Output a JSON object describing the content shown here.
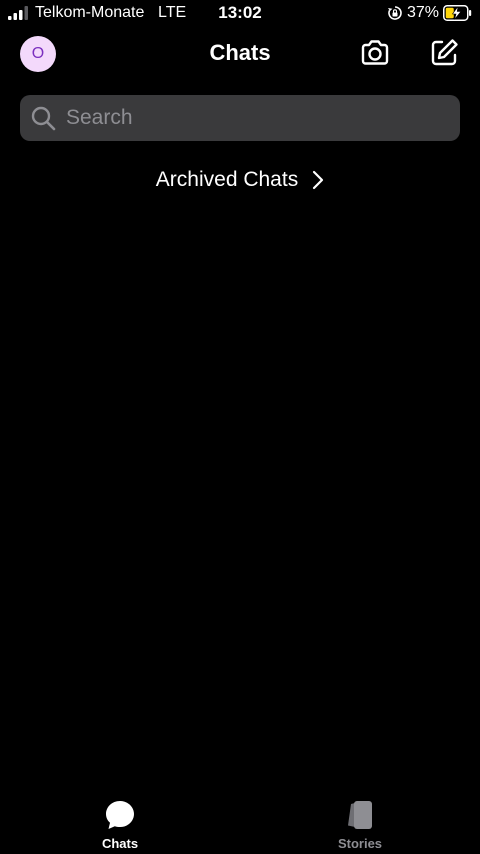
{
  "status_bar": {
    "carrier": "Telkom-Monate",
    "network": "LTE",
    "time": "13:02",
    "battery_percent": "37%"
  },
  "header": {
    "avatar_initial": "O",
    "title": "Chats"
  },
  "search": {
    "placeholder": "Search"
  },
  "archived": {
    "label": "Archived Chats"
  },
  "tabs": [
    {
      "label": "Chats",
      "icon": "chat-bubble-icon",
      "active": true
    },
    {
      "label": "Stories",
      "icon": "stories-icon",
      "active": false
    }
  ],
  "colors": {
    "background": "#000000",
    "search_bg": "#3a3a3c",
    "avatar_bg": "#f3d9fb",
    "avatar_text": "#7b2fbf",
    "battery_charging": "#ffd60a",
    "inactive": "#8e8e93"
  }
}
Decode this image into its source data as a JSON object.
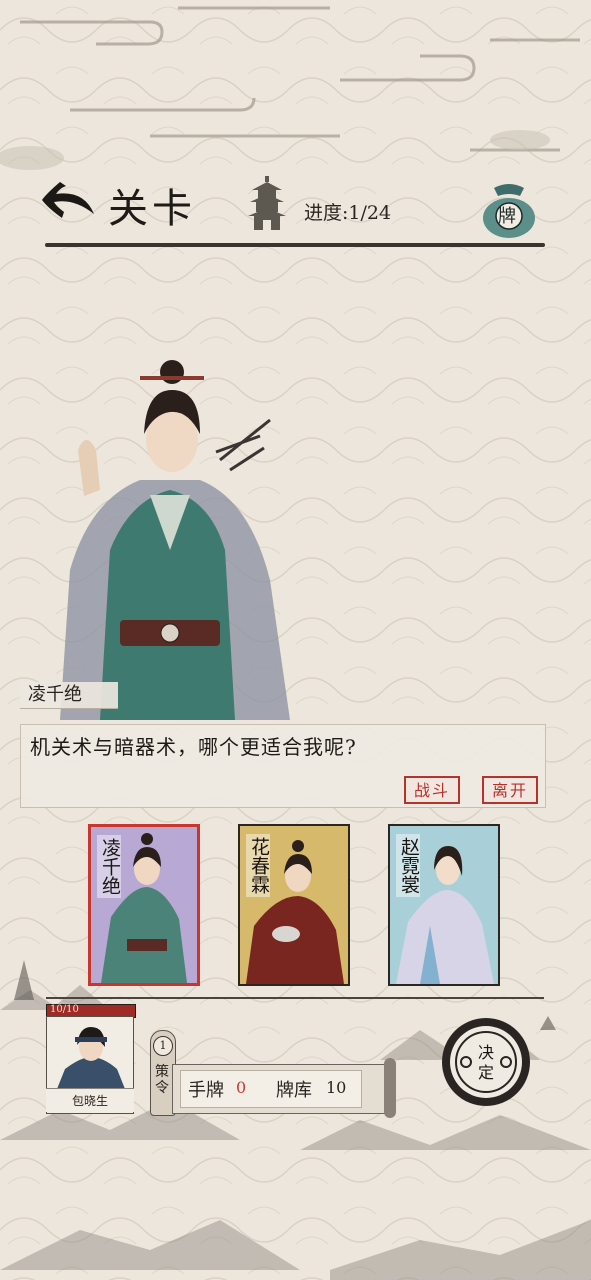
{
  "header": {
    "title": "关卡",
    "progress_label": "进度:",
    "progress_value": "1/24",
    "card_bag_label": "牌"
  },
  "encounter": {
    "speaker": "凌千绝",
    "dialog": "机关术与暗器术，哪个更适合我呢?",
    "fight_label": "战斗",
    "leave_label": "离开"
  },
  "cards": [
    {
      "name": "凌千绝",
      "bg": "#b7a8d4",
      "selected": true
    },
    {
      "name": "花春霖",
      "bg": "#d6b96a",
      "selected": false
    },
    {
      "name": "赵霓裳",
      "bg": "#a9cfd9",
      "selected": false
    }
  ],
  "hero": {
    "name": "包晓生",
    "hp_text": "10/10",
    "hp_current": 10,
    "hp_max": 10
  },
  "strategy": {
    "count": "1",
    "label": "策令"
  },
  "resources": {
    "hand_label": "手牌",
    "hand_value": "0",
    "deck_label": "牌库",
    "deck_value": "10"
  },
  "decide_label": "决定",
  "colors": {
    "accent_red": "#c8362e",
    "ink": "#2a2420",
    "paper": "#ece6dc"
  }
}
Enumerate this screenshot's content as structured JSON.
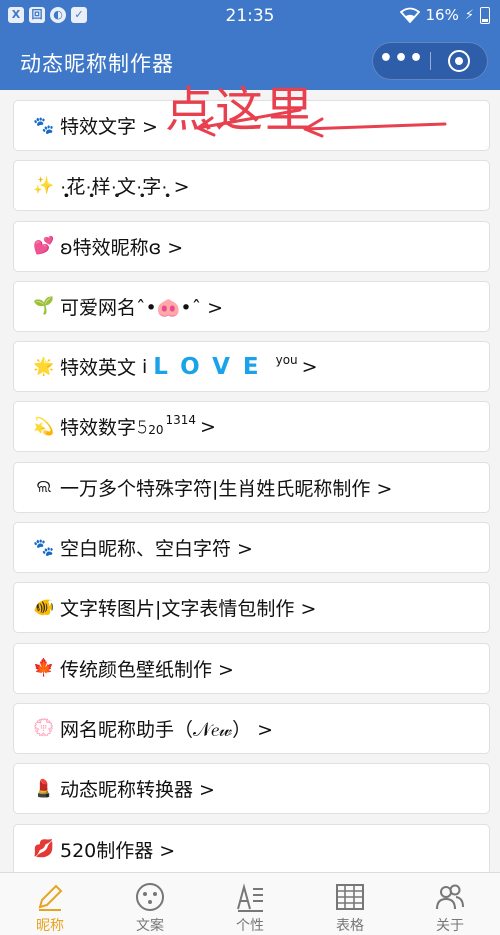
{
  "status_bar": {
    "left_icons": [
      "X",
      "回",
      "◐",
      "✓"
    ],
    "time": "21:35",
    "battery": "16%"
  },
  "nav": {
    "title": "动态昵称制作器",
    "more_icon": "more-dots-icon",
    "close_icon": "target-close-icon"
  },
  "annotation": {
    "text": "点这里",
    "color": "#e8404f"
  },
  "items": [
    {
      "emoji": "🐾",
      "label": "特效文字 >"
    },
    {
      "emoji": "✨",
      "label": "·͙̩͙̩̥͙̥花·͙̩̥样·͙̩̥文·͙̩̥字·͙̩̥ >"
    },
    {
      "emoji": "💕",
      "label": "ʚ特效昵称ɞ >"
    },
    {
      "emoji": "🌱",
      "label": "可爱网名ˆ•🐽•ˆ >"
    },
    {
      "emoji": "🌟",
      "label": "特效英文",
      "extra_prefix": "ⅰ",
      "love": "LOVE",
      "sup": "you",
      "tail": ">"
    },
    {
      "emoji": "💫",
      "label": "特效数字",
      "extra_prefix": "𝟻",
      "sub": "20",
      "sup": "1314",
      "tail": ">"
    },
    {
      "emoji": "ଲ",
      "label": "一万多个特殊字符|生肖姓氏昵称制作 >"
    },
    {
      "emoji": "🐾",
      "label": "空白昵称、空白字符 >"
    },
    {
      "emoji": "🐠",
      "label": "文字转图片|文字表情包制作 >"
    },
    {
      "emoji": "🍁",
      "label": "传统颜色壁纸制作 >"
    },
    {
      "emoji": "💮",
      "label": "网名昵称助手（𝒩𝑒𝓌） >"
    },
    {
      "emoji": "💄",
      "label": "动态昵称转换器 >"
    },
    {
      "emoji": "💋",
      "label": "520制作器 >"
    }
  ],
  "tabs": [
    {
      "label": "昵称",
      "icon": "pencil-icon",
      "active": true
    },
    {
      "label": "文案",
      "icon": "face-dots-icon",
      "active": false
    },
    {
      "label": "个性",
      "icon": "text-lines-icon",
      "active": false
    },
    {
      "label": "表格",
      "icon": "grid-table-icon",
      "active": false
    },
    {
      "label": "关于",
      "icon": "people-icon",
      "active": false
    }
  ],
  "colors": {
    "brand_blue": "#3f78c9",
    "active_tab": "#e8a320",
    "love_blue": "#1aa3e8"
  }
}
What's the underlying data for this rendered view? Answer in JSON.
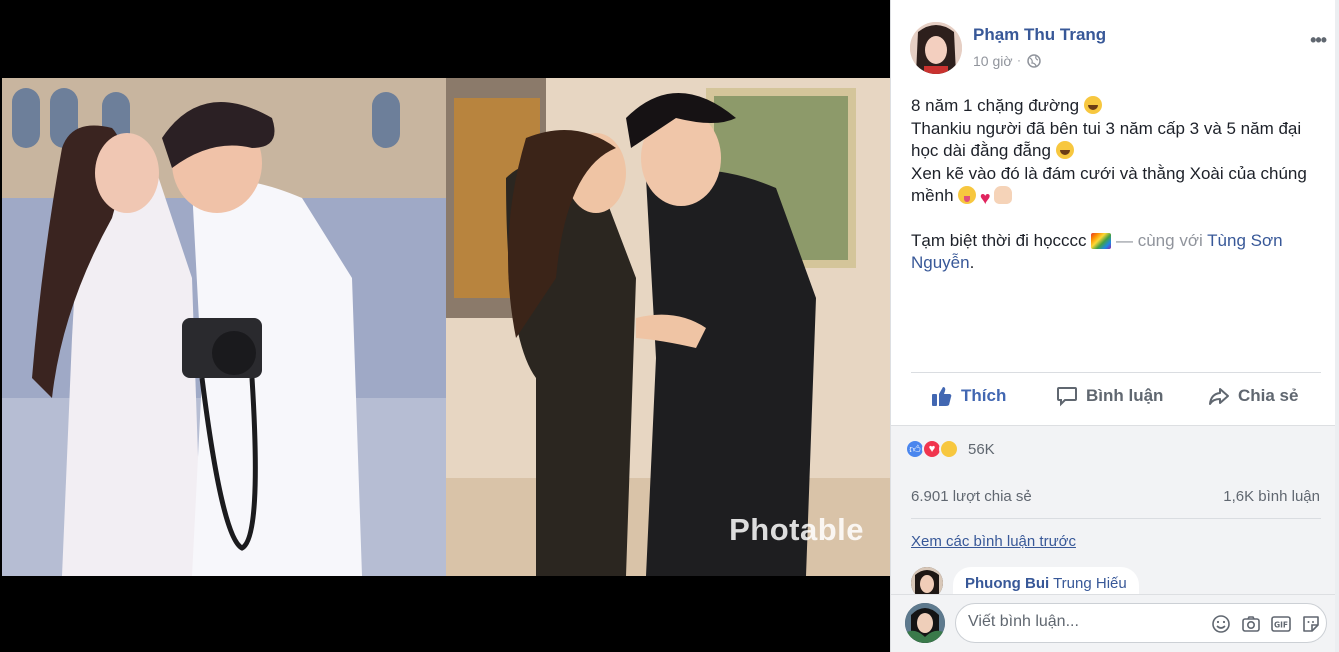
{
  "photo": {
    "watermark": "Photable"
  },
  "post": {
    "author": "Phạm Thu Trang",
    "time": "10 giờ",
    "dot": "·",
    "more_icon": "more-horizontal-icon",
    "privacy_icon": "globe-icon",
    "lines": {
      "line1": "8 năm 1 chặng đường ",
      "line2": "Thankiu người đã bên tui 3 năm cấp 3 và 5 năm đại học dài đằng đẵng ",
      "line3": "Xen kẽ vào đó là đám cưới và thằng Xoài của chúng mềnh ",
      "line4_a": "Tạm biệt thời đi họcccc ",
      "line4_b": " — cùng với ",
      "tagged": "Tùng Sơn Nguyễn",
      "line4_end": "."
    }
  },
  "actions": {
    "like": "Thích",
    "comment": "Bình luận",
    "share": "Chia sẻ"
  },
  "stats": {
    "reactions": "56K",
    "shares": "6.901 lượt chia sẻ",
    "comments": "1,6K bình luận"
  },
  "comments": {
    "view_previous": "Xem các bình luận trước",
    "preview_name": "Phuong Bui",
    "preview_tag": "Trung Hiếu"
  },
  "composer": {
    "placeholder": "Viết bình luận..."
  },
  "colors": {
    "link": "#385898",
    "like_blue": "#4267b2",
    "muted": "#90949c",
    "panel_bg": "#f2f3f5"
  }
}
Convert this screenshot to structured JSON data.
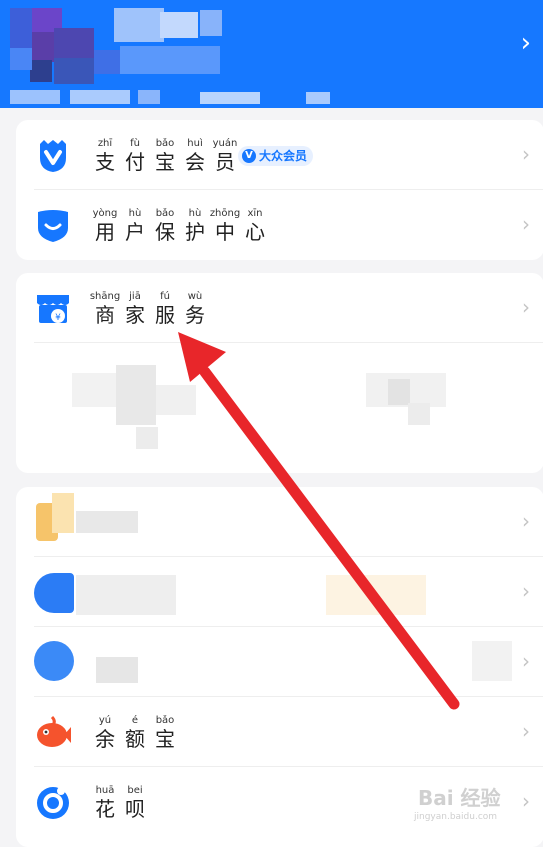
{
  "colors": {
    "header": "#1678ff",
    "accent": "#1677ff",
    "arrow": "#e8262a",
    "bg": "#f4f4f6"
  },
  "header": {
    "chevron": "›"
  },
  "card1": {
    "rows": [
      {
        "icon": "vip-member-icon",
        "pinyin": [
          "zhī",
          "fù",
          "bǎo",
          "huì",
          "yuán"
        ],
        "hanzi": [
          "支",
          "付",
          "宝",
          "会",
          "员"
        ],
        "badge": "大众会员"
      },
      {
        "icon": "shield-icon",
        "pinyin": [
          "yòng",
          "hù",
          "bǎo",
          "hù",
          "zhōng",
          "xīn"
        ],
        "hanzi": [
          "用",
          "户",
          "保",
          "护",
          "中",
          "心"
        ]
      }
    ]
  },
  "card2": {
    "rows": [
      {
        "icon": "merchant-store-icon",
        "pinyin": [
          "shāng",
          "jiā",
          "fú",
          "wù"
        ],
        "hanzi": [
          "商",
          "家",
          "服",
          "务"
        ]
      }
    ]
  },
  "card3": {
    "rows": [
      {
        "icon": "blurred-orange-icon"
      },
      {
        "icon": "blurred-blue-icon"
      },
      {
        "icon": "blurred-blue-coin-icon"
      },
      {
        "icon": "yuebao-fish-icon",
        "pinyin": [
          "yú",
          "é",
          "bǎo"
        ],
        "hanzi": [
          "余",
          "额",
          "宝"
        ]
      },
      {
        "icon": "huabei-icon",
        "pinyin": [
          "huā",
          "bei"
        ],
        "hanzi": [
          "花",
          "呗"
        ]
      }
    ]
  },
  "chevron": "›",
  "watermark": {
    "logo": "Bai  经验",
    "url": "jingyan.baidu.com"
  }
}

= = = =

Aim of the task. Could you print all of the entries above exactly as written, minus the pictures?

Response for this exercise.
Output a JSON object describing the content shown here.
{
  "status_bar": {
    "carrier": "Telkom-Monate",
    "network": "LTE",
    "time": "13:02",
    "battery_percent": "37%"
  },
  "header": {
    "avatar_initial": "O",
    "title": "Chats"
  },
  "search": {
    "placeholder": "Search"
  },
  "archived": {
    "label": "Archived Chats"
  },
  "tabs": [
    {
      "label": "Chats",
      "icon": "chat-bubble-icon",
      "active": true
    },
    {
      "label": "Stories",
      "icon": "stories-icon",
      "active": false
    }
  ],
  "colors": {
    "background": "#000000",
    "search_bg": "#3a3a3c",
    "avatar_bg": "#f3d9fb",
    "avatar_text": "#7b2fbf",
    "battery_charging": "#ffd60a",
    "inactive": "#8e8e93"
  }
}
Decode this image into its source data as a JSON object.
{
  "header": {
    "title": "关卡",
    "progress_label": "进度:",
    "progress_value": "1/24",
    "card_bag_label": "牌"
  },
  "encounter": {
    "speaker": "凌千绝",
    "dialog": "机关术与暗器术，哪个更适合我呢?",
    "fight_label": "战斗",
    "leave_label": "离开"
  },
  "cards": [
    {
      "name": "凌千绝",
      "bg": "#b7a8d4",
      "selected": true
    },
    {
      "name": "花春霖",
      "bg": "#d6b96a",
      "selected": false
    },
    {
      "name": "赵霓裳",
      "bg": "#a9cfd9",
      "selected": false
    }
  ],
  "hero": {
    "name": "包晓生",
    "hp_text": "10/10",
    "hp_current": 10,
    "hp_max": 10
  },
  "strategy": {
    "count": "1",
    "label": "策令"
  },
  "resources": {
    "hand_label": "手牌",
    "hand_value": "0",
    "deck_label": "牌库",
    "deck_value": "10"
  },
  "decide_label": "决定",
  "colors": {
    "accent_red": "#c8362e",
    "ink": "#2a2420",
    "paper": "#ece6dc"
  }
}
Enumerate this screenshot's content as structured JSON.
{
  "status_bar": {
    "left_icons": [
      "X",
      "回",
      "◐",
      "✓"
    ],
    "time": "21:35",
    "battery": "16%"
  },
  "nav": {
    "title": "动态昵称制作器",
    "more_icon": "more-dots-icon",
    "close_icon": "target-close-icon"
  },
  "annotation": {
    "text": "点这里",
    "color": "#e8404f"
  },
  "items": [
    {
      "emoji": "🐾",
      "label": "特效文字 >"
    },
    {
      "emoji": "✨",
      "label": "·͙̩͙̩̥͙̥花·͙̩̥样·͙̩̥文·͙̩̥字·͙̩̥ >"
    },
    {
      "emoji": "💕",
      "label": "ʚ特效昵称ɞ >"
    },
    {
      "emoji": "🌱",
      "label": "可爱网名ˆ•🐽•ˆ >"
    },
    {
      "emoji": "🌟",
      "label": "特效英文",
      "extra_prefix": "ⅰ",
      "love": "LOVE",
      "sup": "you",
      "tail": ">"
    },
    {
      "emoji": "💫",
      "label": "特效数字",
      "extra_prefix": "𝟻",
      "sub": "20",
      "sup": "1314",
      "tail": ">"
    },
    {
      "emoji": "ଲ",
      "label": "一万多个特殊字符|生肖姓氏昵称制作 >"
    },
    {
      "emoji": "🐾",
      "label": "空白昵称、空白字符 >"
    },
    {
      "emoji": "🐠",
      "label": "文字转图片|文字表情包制作 >"
    },
    {
      "emoji": "🍁",
      "label": "传统颜色壁纸制作 >"
    },
    {
      "emoji": "💮",
      "label": "网名昵称助手（𝒩𝑒𝓌） >"
    },
    {
      "emoji": "💄",
      "label": "动态昵称转换器 >"
    },
    {
      "emoji": "💋",
      "label": "520制作器 >"
    }
  ],
  "tabs": [
    {
      "label": "昵称",
      "icon": "pencil-icon",
      "active": true
    },
    {
      "label": "文案",
      "icon": "face-dots-icon",
      "active": false
    },
    {
      "label": "个性",
      "icon": "text-lines-icon",
      "active": false
    },
    {
      "label": "表格",
      "icon": "grid-table-icon",
      "active": false
    },
    {
      "label": "关于",
      "icon": "people-icon",
      "active": false
    }
  ],
  "colors": {
    "brand_blue": "#3f78c9",
    "active_tab": "#e8a320",
    "love_blue": "#1aa3e8"
  }
}
What's the underlying data for this rendered view? Answer in JSON.
{
  "photo": {
    "watermark": "Photable"
  },
  "post": {
    "author": "Phạm Thu Trang",
    "time": "10 giờ",
    "dot": "·",
    "more_icon": "more-horizontal-icon",
    "privacy_icon": "globe-icon",
    "lines": {
      "line1": "8 năm 1 chặng đường ",
      "line2": "Thankiu người đã bên tui 3 năm cấp 3 và 5 năm đại học dài đằng đẵng ",
      "line3": "Xen kẽ vào đó là đám cưới và thằng Xoài của chúng mềnh ",
      "line4_a": "Tạm biệt thời đi họcccc ",
      "line4_b": " — cùng với ",
      "tagged": "Tùng Sơn Nguyễn",
      "line4_end": "."
    }
  },
  "actions": {
    "like": "Thích",
    "comment": "Bình luận",
    "share": "Chia sẻ"
  },
  "stats": {
    "reactions": "56K",
    "shares": "6.901 lượt chia sẻ",
    "comments": "1,6K bình luận"
  },
  "comments": {
    "view_previous": "Xem các bình luận trước",
    "preview_name": "Phuong Bui",
    "preview_tag": "Trung Hiếu"
  },
  "composer": {
    "placeholder": "Viết bình luận..."
  },
  "colors": {
    "link": "#385898",
    "like_blue": "#4267b2",
    "muted": "#90949c",
    "panel_bg": "#f2f3f5"
  }
}
Convert this screenshot to structured JSON data.
{
  "colors": {
    "header": "#1678ff",
    "accent": "#1677ff",
    "arrow": "#e8262a",
    "bg": "#f4f4f6"
  },
  "header": {
    "chevron": "›"
  },
  "card1": {
    "rows": [
      {
        "icon": "vip-member-icon",
        "pinyin": [
          "zhī",
          "fù",
          "bǎo",
          "huì",
          "yuán"
        ],
        "hanzi": [
          "支",
          "付",
          "宝",
          "会",
          "员"
        ],
        "badge": "大众会员"
      },
      {
        "icon": "shield-icon",
        "pinyin": [
          "yòng",
          "hù",
          "bǎo",
          "hù",
          "zhōng",
          "xīn"
        ],
        "hanzi": [
          "用",
          "户",
          "保",
          "护",
          "中",
          "心"
        ]
      }
    ]
  },
  "card2": {
    "rows": [
      {
        "icon": "merchant-store-icon",
        "pinyin": [
          "shāng",
          "jiā",
          "fú",
          "wù"
        ],
        "hanzi": [
          "商",
          "家",
          "服",
          "务"
        ]
      }
    ]
  },
  "card3": {
    "rows": [
      {
        "icon": "blurred-orange-icon"
      },
      {
        "icon": "blurred-blue-icon"
      },
      {
        "icon": "blurred-blue-coin-icon"
      },
      {
        "icon": "yuebao-fish-icon",
        "pinyin": [
          "yú",
          "é",
          "bǎo"
        ],
        "hanzi": [
          "余",
          "额",
          "宝"
        ]
      },
      {
        "icon": "huabei-icon",
        "pinyin": [
          "huā",
          "bei"
        ],
        "hanzi": [
          "花",
          "呗"
        ]
      }
    ]
  },
  "chevron": "›",
  "watermark": {
    "logo": "Bai  经验",
    "url": "jingyan.baidu.com"
  }
}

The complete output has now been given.